WASHINGTON (KELO) – Midwest Honor Flight’s trip to the Washington, D.C. area on May 31 honored 83 area veterans, and a common theme when conversing with them was who was on their minds. Army veteran Dale Schroeder of Marshall, Minnesota was thinking about people who weren’t there alongside him.

“Lot of my buddies overseas, yeah,” Schroeder said. “I don’t know if they’re alive or not anymore.”

It’s a similar story with Army veteran Mary Ellen Jepsen of Mitchell, South Dakota. Her thoughts were with her brother.

“A Vietnam veteran, and he passed away this past December and never got here,” Jepsen said. “So yes, I’m thinking of him tonight, and he was in Vietnam.”

Army veteran Larry Sattler of Sioux Falls had several people on his mind.

“Friends from the military,” Sattler said. “My own father, a Navy man, so. Uncles.”

“I had a brother in the Army, another brother in the Navy and another one in the Air Force, and the one in the Air Force was killed in a flight accident,” Army veteran John Ellefson of Pierre, South Dakota said.

Ellefson was thinking of his family, too.

“Every memorial,” Ellefson said.

The wall at the Vietnam Veterans Memorial features more than 58,000 names of people who either lost their lives in combat or are designated as missing in action. The wall has a prominent place on the National Mall, and some of the names immortalized there are familiar to Army veteran Lyle Bowes of Brookings, South Dakota.

“I know a number of those people on that wall,” Bowes said.

If you walk straight south from the wall, between the Lincoln Memorial and its reflecting pool that stretches out to the World War II Memorial, you’ll come across the Korean War Veterans Memorial. Here, Navy veteran John Lauer of Mitchell, South Dakota said he felt fortunate to be on the trip. He’s thinking about his Darlene.

“I didn’t want to come,” Lauer said. “But I lost my wife, and she encouraged me to go. And so I did, in her honor. But I’m glad I did.”

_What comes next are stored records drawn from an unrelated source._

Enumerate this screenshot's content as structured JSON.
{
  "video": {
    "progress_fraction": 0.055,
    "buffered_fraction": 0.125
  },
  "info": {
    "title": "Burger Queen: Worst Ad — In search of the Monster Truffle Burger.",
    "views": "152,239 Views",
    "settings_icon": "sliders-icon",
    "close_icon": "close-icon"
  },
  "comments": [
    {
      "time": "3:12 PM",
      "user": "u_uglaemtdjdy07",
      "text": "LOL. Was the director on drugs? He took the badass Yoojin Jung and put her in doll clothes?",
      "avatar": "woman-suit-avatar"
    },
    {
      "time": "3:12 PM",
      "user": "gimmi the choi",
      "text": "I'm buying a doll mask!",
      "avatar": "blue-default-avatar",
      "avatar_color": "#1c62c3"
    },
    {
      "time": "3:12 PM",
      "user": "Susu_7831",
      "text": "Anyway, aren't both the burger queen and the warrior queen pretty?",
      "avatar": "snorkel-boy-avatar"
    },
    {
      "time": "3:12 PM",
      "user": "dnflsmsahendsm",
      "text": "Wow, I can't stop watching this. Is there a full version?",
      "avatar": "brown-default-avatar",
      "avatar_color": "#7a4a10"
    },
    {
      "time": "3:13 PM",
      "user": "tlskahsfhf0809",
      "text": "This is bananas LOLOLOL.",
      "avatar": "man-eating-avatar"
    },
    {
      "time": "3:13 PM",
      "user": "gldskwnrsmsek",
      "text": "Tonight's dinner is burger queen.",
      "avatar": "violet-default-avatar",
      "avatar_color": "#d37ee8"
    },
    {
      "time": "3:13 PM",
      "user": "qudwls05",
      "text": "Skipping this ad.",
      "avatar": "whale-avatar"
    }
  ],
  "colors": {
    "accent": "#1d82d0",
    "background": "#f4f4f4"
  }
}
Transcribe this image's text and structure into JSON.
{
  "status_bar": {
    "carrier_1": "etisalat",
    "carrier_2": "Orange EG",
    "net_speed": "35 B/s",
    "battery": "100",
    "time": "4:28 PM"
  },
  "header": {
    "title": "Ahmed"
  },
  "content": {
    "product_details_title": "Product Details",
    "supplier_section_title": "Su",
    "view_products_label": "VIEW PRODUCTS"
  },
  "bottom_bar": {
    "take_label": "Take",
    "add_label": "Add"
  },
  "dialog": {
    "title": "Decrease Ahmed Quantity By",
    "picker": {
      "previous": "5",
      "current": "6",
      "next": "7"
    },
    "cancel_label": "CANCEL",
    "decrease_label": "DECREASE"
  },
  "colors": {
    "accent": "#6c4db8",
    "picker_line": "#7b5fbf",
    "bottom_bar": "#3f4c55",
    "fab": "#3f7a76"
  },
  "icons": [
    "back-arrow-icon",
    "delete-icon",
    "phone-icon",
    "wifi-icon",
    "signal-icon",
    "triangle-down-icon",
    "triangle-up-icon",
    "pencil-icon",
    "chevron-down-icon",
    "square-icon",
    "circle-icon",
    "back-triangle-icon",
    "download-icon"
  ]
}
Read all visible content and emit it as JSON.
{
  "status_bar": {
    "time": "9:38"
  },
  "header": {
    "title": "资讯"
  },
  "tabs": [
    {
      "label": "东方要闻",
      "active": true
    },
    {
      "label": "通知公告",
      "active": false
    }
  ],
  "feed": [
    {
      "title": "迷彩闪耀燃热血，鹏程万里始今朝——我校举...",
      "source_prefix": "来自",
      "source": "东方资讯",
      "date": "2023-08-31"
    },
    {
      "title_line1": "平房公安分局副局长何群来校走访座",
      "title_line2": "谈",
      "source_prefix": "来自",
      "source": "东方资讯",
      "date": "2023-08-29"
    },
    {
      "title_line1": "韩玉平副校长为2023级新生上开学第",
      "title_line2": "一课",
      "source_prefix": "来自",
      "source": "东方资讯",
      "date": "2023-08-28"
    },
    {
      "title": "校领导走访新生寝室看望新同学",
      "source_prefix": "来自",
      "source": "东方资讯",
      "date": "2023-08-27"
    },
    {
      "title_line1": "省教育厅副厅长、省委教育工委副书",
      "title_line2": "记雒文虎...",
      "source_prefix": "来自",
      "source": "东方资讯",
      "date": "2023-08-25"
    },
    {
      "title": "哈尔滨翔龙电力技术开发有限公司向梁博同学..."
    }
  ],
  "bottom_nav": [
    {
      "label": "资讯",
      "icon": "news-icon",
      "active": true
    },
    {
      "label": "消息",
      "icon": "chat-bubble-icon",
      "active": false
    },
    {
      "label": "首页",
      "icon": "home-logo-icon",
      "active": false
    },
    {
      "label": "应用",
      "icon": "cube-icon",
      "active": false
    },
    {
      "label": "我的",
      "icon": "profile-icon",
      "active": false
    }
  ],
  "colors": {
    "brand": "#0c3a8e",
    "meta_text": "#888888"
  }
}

Darlene passed away in February at the age of 88. They were married for 67 years.

“My children encouraged me to take the trip,” Lauer said. “I’m happy for that, and I think they are, too.”